Under workers’ compensation law, a person injured in the course and scope of his or her employment is entitled to certain benefits regardless of who or what caused the injury.
When injured workers reach a level of maximum improvement (MMI), their doctor may assign a rating based on the percentage of that person’s disability for a particular body part (permanent partial impairment (PPI)). In North Carolina, in certain circumstances, if the injured worker is unable to return to work after reaching MMI then he has a choice of continuing to receive weekly payment for his or her wage loss or accepting compensation for the permanency rating.
Which Option is Best?
It may be your best choice to opt for payment based on your PPI rating if you have a permanent impairment that prevents you from earning at the level you were at before the injury.
On the other hand, total loss of use of a part of your body means you can collect up to two-thirds of your average weekly wage times a certain number of weeks.
Your best option, however, is to consult with a North Carolina worker’s compensation attorney. Among other things, your PPI rating may not be accurate and you may be able to obtain a second opinion.
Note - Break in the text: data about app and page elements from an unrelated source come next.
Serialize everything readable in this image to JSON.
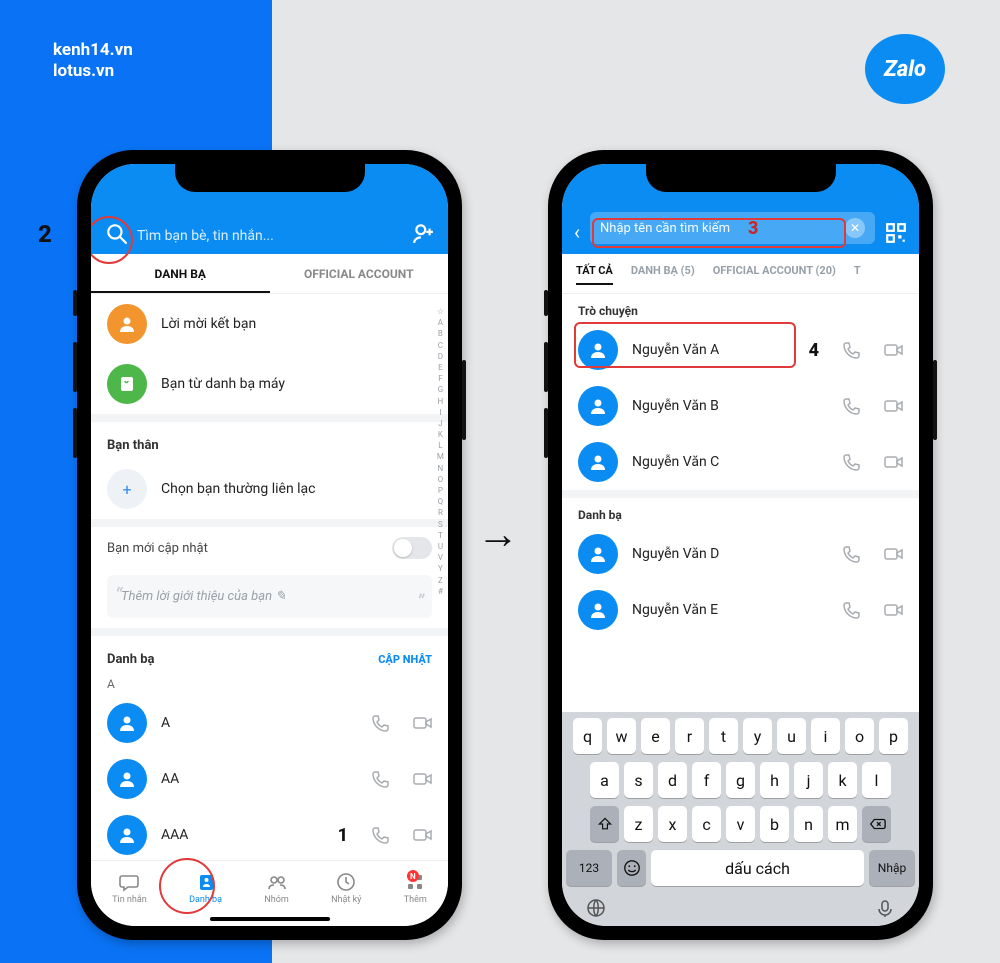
{
  "site": {
    "line1": "kenh14.vn",
    "line2": "lotus.vn"
  },
  "zalo": {
    "label": "Zalo"
  },
  "steps": {
    "s1": "1",
    "s2": "2",
    "s3": "3",
    "s4": "4"
  },
  "screen1": {
    "search_placeholder": "Tìm bạn bè, tin nhắn...",
    "tabs": {
      "contacts": "DANH BẠ",
      "oa": "OFFICIAL ACCOUNT"
    },
    "friend_request": "Lời mời kết bạn",
    "phone_contacts": "Bạn từ danh bạ máy",
    "close_friends_header": "Bạn thân",
    "choose_close": "Chọn bạn thường liên lạc",
    "recently_updated": "Bạn mới cập nhật",
    "intro_placeholder": "Thêm lời giới thiệu của bạn ✎",
    "contacts_header": "Danh bạ",
    "update_btn": "CẬP NHẬT",
    "letter_a": "A",
    "contacts": [
      {
        "name": "A"
      },
      {
        "name": "AA"
      },
      {
        "name": "AAA"
      }
    ],
    "bottom_nav": {
      "messages": "Tin nhắn",
      "contacts": "Danh bạ",
      "groups": "Nhóm",
      "diary": "Nhật ký",
      "more": "Thêm",
      "badge": "N"
    },
    "alpha": "☆ A B C D E F G H I J K L M N O P Q R S T U V Y Z #"
  },
  "screen2": {
    "search_placeholder": "Nhập tên cần tìm kiếm",
    "filter_tabs": {
      "all": "TẤT CẢ",
      "contacts": "DANH BẠ (5)",
      "oa": "OFFICIAL ACCOUNT (20)",
      "more": "T"
    },
    "chat_label": "Trò chuyện",
    "contacts_label": "Danh bạ",
    "results_chat": [
      {
        "name": "Nguyễn Văn A"
      },
      {
        "name": "Nguyễn Văn B"
      },
      {
        "name": "Nguyễn Văn C"
      }
    ],
    "results_contacts": [
      {
        "name": "Nguyễn Văn D"
      },
      {
        "name": "Nguyễn Văn E"
      }
    ],
    "keyboard": {
      "r1": [
        "q",
        "w",
        "e",
        "r",
        "t",
        "y",
        "u",
        "i",
        "o",
        "p"
      ],
      "r2": [
        "a",
        "s",
        "d",
        "f",
        "g",
        "h",
        "j",
        "k",
        "l"
      ],
      "r3": [
        "z",
        "x",
        "c",
        "v",
        "b",
        "n",
        "m"
      ],
      "num": "123",
      "space": "dấu cách",
      "enter": "Nhập"
    }
  }
}
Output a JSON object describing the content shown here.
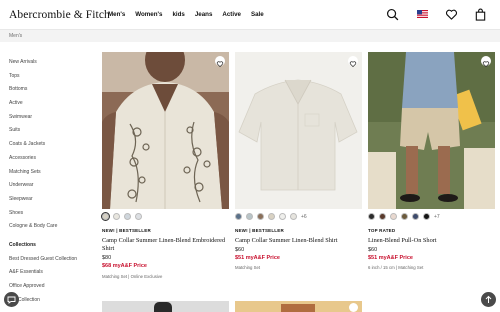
{
  "header": {
    "logo": "Abercrombie & Fitch",
    "nav": [
      "Men's",
      "Women's",
      "kids",
      "Jeans",
      "Active",
      "Sale"
    ]
  },
  "breadcrumb": "Men's",
  "sidebar": {
    "items": [
      "New Arrivals",
      "Tops",
      "Bottoms",
      "Active",
      "Swimwear",
      "Suits",
      "Coats & Jackets",
      "Accessories",
      "Matching Sets",
      "Underwear",
      "Sleepwear",
      "Shoes",
      "Cologne & Body Care"
    ],
    "collections_heading": "Collections",
    "collections": [
      "Best Dressed Guest Collection",
      "A&F Essentials",
      "Office Approved",
      "Collection"
    ]
  },
  "products": [
    {
      "badge": "NEW! | BESTSELLER",
      "name": "Camp Collar Summer Linen-Blend Embroidered Shirt",
      "price": "$80",
      "sale_price": "$68 myA&F Price",
      "note": "Matching Set | Online Exclusive",
      "more_colors": "",
      "swatch_colors": [
        "#d6d1c4",
        "#e8e6df",
        "#cfd6dc",
        "#dcdfe3"
      ]
    },
    {
      "badge": "NEW! | BESTSELLER",
      "name": "Camp Collar Summer Linen-Blend Shirt",
      "price": "$60",
      "sale_price": "$51 myA&F Price",
      "note": "Matching Set",
      "more_colors": "+6",
      "swatch_colors": [
        "#5b7189",
        "#b9c5c8",
        "#8a6f5a",
        "#d9d2c3",
        "#efefec",
        "#e6e4de"
      ]
    },
    {
      "badge": "TOP RATED",
      "name": "Linen-Blend Pull-On Short",
      "price": "$60",
      "sale_price": "$51 myA&F Price",
      "note": "6 inch / 15 cm | Matching Set",
      "more_colors": "+7",
      "swatch_colors": [
        "#2b2b2b",
        "#5a3a2c",
        "#e8d8cf",
        "#6b5a3c",
        "#3d4a6b",
        "#141414"
      ]
    }
  ],
  "colors": {
    "sale_red": "#c8102e",
    "breadcrumb_bg": "#f3f3f3"
  }
}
Have you received a PPI rating on your workers’ compensation claim? North Carolina legislators made significant changes to the workers’ compensation laws that took effect on July 1, 2011. To see if and how these changes affect you and your PPI rating and other issues, contact a workers’ compensation attorney today before you make any decisions that may not be in your best interest.